“Even if trade isn’t disrupted from Canada, the uncertainty over our trade position with the U.S. will, if anything, delay the turn in capital spending,” said Nick Exarhos, economist at CIBC Capital Market, who sees Trump’s stance on trade damping Canada’s growth outlook.

Rising uncertainty surrounding the trade position has not translated into increased expectations for the Bank of Canada to lower interest rates despite it having considered a cut last month before holding its policy rate steady at 0.50 percent. It last cut in July 2015.

The market does not expect any change in rates through mid-2017, overnight index swaps data shows. A 30 percent chance of a cut was implied before the U.S. election on Nov. 8. BOCWATCH

Part of the shift in expectations is mechanical as the increased chances of hikes by the Federal Reserve interest rate help push Canada’s rates higher.

“We have seen markets price in a bit more tightening from the Fed into next year, which tends to have some sort of a pass- through into Canadian rates,” but Canada’s fundamentals “have not materially improved,” said Andrew Kelvin, senior rates strategist at TD Securities.

He estimates a 40 percent probability of another Bank of Canada rate cut during the current easing cycle.

To be sure, Canada may get a boost from proposed stimulus spending in the U.S., Canada’s largest trading partner.

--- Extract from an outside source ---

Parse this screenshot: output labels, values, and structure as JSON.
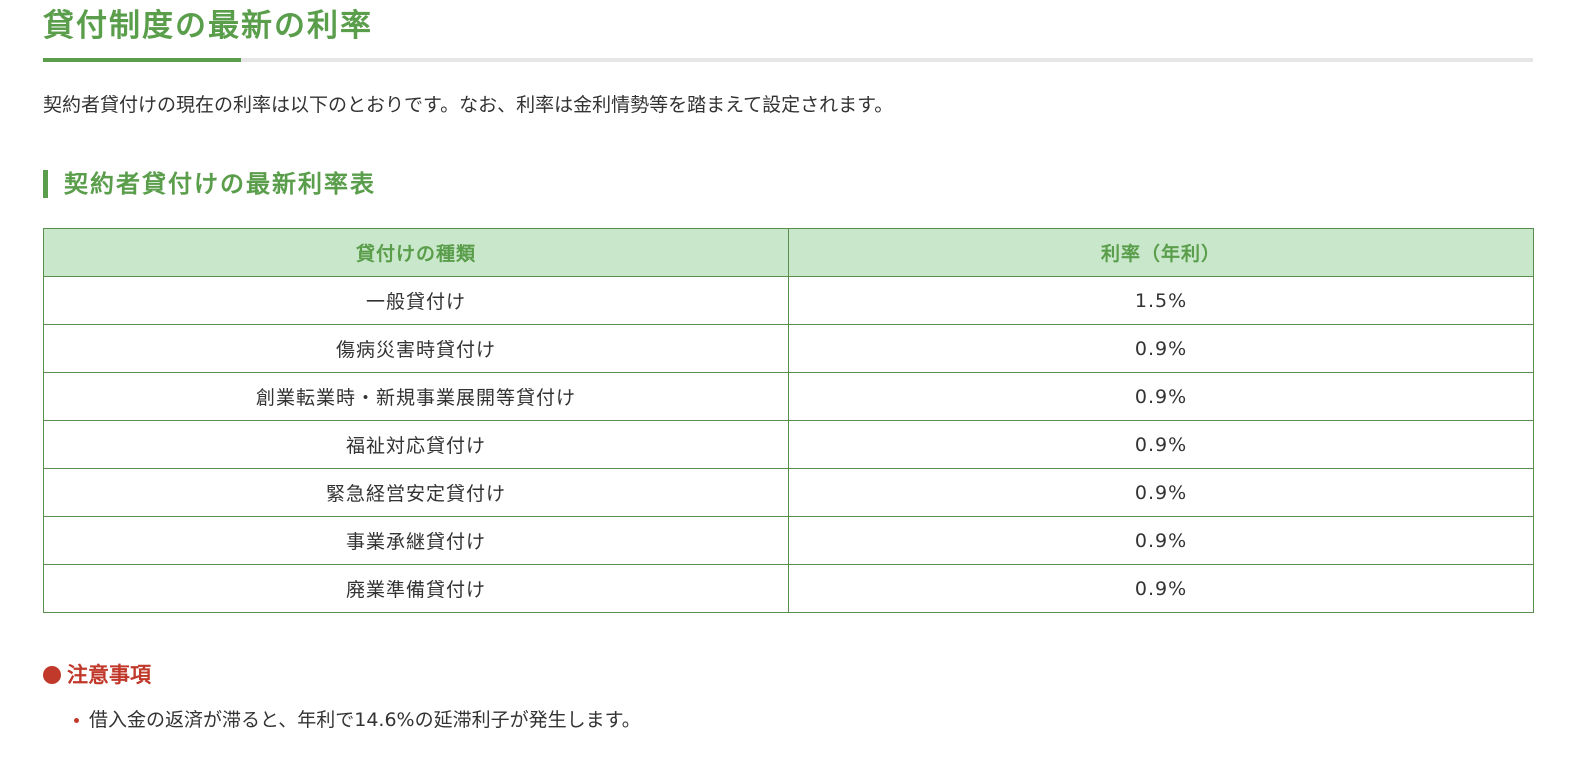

“We might get some spillover effects, but I don’t think it would necessarily be enough to overcome some of the uncertainty or anxieties about U.S. trade policy,” said David Watt, chief economist at HSBC Bank Canada.

A recent spike in bond yields may also weigh on Canada’s economy.

“That means tighter financial conditions here in Canada, including the housing market, which was already subject to tougher macro-prudential regulations,” said Jimmy Jean, senior economist at Desjardins.

Reporting by Fergal Smith; Editing by Alan Crosby